Records contained in a dataset:
---

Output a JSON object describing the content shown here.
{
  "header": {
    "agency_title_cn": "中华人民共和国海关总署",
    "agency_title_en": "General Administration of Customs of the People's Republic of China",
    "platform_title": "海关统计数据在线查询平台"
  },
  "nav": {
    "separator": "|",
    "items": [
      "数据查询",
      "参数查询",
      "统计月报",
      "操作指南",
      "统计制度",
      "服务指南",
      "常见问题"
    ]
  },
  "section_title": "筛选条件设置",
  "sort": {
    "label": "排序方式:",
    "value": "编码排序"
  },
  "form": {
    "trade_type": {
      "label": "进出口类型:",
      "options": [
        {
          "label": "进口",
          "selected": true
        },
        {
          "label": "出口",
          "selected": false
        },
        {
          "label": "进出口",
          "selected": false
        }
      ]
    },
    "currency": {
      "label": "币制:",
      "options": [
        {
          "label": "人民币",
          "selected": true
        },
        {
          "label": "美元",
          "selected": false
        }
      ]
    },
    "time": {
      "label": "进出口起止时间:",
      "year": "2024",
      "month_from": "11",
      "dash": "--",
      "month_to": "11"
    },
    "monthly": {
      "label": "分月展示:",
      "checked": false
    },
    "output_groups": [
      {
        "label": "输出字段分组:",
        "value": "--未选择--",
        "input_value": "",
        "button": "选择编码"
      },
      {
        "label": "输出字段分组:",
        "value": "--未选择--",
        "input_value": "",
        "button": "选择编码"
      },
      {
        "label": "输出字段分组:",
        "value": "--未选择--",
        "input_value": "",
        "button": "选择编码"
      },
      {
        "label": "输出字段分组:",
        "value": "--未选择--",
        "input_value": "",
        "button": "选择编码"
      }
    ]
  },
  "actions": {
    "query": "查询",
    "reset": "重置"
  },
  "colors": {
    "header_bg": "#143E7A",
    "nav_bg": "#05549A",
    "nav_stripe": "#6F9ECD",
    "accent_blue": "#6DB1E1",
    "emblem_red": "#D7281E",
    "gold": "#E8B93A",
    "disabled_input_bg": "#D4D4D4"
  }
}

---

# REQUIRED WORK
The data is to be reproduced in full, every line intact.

# ANSWER SPACE
Output a JSON object describing the content shown here.
{
  "header": {
    "agency_title_cn": "中华人民共和国海关总署",
    "agency_title_en": "General Administration of Customs of the People's Republic of China",
    "platform_title": "海关统计数据在线查询平台"
  },
  "nav": {
    "separator": "|",
    "items": [
      "数据查询",
      "参数查询",
      "统计月报",
      "操作指南",
      "统计制度",
      "服务指南",
      "常见问题"
    ]
  },
  "section_title": "筛选条件设置",
  "sort": {
    "label": "排序方式:",
    "value": "编码排序"
  },
  "form": {
    "trade_type": {
      "label": "进出口类型:",
      "options": [
        {
          "label": "进口",
          "selected": true
        },
        {
          "label": "出口",
          "selected": false
        },
        {
          "label": "进出口",
          "selected": false
        }
      ]
    },
    "currency": {
      "label": "币制:",
      "options": [
        {
          "label": "人民币",
          "selected": true
        },
        {
          "label": "美元",
          "selected": false
        }
      ]
    },
    "time": {
      "label": "进出口起止时间:",
      "year": "2024",
      "month_from": "11",
      "dash": "--",
      "month_to": "11"
    },
    "monthly": {
      "label": "分月展示:",
      "checked": false
    },
    "output_groups": [
      {
        "label": "输出字段分组:",
        "value": "--未选择--",
        "input_value": "",
        "button": "选择编码"
      },
      {
        "label": "输出字段分组:",
        "value": "--未选择--",
        "input_value": "",
        "button": "选择编码"
      },
      {
        "label": "输出字段分组:",
        "value": "--未选择--",
        "input_value": "",
        "button": "选择编码"
      },
      {
        "label": "输出字段分组:",
        "value": "--未选择--",
        "input_value": "",
        "button": "选择编码"
      }
    ]
  },
  "actions": {
    "query": "查询",
    "reset": "重置"
  },
  "colors": {
    "header_bg": "#143E7A",
    "nav_bg": "#05549A",
    "nav_stripe": "#6F9ECD",
    "accent_blue": "#6DB1E1",
    "emblem_red": "#D7281E",
    "gold": "#E8B93A",
    "disabled_input_bg": "#D4D4D4"
  }
}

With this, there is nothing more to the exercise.